Thinking outside the box in space
The latest consumer electronics device seems to hold its novelty these days for about as long as a gnat can concentrate. No sooner have you opened the packaging than you're already yearning for the upgrade. It's a fast paced world, and one of the few examples where "better" seems to cost less as time progresses.
No wonder other industries are trying to capture the same magic, and the space sector is no exception.
The British satellite manufacturer SSTL has had a good deal of success down the years by incorporating components into its spacecraft that would ordinarily be used in laptops. "Off the shelf" has lowered the price of the Guildford company's products, and it's constantly on the look-out for that next clever cross-over.
So, enter Microsoft's XBox Kinect. For those who don't play video games at home and need a little education (that's me!), this is a motion sensor system that allows you to interact with the Xbox 360 console without the need to touch any sort of hand controller.
Just sway one way, and the infrared scanner in the Kinect will sense your movement and tilt your surfboard to the left; jump, and Kinect will lift your on-screen avatar into the air.
It's a smart piece of kit that became one of the fastest selling consumer electronics devices of all time when it was released in 2010.
So, what could you do with it in space? Well, the engineers at SSTL and the University of Surrey think the technology in Kinect could form the basis of a novel in-orbit proximity sensor and docking system. And they plan to try it out.
The Surrey team has a cubesat programme called Strand (Surrey Training, Research and Nanosatellite Demonstrator).
You may have heard of this already. The first Strand cubesat currently in development will incorporate a Google Nexus One Android phone. It should launch later this year.
The satellite-borne phone will map the Earth with its 5 megapixel camera and conduct a number of scientific and engineering experiments, the most significant of which will be to hand total control of the spacecraft over to the Nexus. That's never been done before.
The Strand-2 project which has just been initiated will see two cubesats launched together on the same rocket.
Once in orbit, these little satellites will separate for a short period to conduct systems checks. Then, when the engineers are ready, the cubesats will be commanded to use their on-board Kinect technology to find each other and dock together.

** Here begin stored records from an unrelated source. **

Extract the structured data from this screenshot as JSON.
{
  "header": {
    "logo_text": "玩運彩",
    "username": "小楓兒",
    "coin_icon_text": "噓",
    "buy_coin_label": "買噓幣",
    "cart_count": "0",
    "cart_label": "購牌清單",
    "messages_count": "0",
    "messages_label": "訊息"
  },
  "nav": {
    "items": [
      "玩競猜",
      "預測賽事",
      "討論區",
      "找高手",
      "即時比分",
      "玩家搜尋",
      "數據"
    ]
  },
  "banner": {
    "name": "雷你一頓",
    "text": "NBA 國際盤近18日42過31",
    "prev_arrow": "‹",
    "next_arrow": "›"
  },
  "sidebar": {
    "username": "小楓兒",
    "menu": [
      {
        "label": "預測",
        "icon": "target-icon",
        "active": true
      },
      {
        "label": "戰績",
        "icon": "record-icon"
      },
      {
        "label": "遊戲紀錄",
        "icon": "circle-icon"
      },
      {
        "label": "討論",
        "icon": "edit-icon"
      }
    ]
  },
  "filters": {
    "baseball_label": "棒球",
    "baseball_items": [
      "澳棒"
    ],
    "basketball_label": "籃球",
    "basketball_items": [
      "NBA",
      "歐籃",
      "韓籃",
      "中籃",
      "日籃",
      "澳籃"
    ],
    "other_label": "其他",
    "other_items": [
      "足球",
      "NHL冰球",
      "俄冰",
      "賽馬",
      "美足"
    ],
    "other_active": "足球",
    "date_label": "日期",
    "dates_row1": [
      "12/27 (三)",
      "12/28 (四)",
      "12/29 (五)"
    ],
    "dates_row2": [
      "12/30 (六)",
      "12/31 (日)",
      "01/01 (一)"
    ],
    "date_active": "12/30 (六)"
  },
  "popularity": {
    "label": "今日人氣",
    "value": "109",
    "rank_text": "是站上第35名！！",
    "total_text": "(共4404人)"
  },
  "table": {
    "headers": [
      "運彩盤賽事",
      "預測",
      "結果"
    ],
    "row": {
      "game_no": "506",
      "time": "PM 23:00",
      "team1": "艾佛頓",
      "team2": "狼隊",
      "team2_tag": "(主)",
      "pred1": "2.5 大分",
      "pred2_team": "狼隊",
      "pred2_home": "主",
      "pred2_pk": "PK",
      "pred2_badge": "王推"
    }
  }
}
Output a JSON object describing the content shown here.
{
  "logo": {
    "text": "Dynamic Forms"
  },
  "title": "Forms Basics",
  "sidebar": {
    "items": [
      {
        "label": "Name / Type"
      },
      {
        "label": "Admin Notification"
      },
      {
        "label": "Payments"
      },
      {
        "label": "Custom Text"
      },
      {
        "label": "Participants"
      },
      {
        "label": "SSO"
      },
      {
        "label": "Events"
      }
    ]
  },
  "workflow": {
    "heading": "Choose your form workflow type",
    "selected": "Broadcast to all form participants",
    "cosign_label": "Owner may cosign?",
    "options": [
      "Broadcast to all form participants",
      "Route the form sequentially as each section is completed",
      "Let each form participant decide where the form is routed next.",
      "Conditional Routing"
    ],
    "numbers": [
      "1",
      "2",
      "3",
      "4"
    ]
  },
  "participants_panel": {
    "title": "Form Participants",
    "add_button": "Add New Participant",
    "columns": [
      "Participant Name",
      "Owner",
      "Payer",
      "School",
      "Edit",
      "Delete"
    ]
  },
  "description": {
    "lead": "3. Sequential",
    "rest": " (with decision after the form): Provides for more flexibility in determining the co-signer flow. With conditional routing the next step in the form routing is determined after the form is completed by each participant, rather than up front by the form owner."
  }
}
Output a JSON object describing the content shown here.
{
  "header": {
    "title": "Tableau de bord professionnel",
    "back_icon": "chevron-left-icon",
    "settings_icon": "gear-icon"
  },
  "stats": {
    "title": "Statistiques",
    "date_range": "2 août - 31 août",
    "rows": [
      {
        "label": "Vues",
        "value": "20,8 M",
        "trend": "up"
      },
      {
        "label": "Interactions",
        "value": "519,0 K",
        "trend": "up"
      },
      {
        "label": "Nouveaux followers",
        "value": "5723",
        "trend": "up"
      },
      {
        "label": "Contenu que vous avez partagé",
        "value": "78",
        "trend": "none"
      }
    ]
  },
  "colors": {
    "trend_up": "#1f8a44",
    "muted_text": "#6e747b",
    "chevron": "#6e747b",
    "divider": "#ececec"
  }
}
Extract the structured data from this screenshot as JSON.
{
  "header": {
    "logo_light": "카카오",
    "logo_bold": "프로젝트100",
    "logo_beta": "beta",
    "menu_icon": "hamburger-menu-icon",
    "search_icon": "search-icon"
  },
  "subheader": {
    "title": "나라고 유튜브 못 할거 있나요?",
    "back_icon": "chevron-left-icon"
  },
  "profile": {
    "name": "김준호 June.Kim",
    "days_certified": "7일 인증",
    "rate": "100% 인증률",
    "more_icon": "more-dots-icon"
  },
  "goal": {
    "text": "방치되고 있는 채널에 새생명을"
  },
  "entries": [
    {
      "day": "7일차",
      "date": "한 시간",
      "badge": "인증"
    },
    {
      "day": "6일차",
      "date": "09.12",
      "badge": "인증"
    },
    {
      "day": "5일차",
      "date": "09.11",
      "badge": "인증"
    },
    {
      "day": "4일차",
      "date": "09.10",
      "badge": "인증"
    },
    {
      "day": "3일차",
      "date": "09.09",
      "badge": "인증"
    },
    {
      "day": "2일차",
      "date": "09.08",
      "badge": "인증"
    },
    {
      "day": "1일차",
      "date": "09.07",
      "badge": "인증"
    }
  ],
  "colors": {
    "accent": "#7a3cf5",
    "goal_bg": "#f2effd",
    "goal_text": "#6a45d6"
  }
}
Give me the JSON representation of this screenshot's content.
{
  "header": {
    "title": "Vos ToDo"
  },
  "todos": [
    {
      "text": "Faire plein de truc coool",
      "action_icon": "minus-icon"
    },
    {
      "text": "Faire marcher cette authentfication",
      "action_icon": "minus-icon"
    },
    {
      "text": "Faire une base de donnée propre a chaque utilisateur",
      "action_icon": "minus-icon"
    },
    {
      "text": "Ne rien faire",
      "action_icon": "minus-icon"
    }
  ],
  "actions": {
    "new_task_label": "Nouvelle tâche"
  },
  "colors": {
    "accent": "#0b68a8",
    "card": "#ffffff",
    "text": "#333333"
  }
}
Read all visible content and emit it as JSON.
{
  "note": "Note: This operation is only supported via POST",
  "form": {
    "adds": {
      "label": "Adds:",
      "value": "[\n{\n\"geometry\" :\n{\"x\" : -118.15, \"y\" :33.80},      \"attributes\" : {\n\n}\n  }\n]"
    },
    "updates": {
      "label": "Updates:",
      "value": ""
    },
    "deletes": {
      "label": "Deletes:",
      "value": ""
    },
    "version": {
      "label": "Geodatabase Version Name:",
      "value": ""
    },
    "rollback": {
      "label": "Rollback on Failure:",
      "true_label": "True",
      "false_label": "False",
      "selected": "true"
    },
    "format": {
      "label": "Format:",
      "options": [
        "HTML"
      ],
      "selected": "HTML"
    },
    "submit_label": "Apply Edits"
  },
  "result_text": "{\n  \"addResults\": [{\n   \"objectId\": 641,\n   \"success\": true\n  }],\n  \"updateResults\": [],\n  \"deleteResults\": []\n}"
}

The Surrey researchers have been developing a simple magnetic docking system that works like a cup and cone. The pair will join, separate, join, separate, and so on.
Shaun Kenyon from SSTL told me: "Kinect uses an infrared laser to pepper its surroundings, building up a 3D model of the space immediately in front of it. A webcam on the box also overlays a picture on to the distance information provided by the laser.
"There are quite a lot of YouTube videos out there of people using the Kinects in different applications rather than just playing computer games with them.
"We saw one really cool idea where someone had taken the electronics from the Kinect and put it on a hobby quadrotar.
"This unit was completely autonomous and it could fly around a room. Because it had the Kinect, it was building up a 3D model of its surroundings as it was flying. So, we thought why not use this technology in space as part of a docking system."
Where can you go with this? The Strand team sees it as perhaps the start of intelligent "space building blocks" that could be stacked together and reconfigured to build larger modular spacecraft.
We may not be about to see space stations being built this way anytime soon, but one can very easily envisage "snap-on" auxiliary satellites that provide backup power, propulsion or even additional on-board computing to another spacecraft.
Space junk is a big topic for discussion currently, also. So, maybe you could snap on devices to help bring redundant satellites out of the sky faster than would otherwise be the case.
Meanwhile, watch out for Strand-1. One of its experiments is called "Scream in Space" and was suggested by Cambridge University students.
This will see the Nexus phone play videos of people screaming to test the famous Alien movie poster statement: "In space, no-one can hear you scream".
In a vacuum, this is certainly true… but probably only up to a point. It's quite likely the phone's microphone will sense a scream emitted from its speakers if only because they're connected to each other on the same candy bar structure.
"This is all about finding out whether these newer electronics are suitable for use in space. The way we'll know is if we fly them," says Kenyon.
"They may not perform well. There are radiation issues, and there are temperature issues to contend with.
"There are also power constraints: when your mobile phone runs out of juice, it's easy enough to re-charge it; but in space you're dependent on the solar panels and you cannot be constantly re-charging. The power has to be managed. But that said, the electronics found in consumer devices are incredibly powerful and very, very cheap. If we can show these new chips are useful in space, that's very good for our future technology development."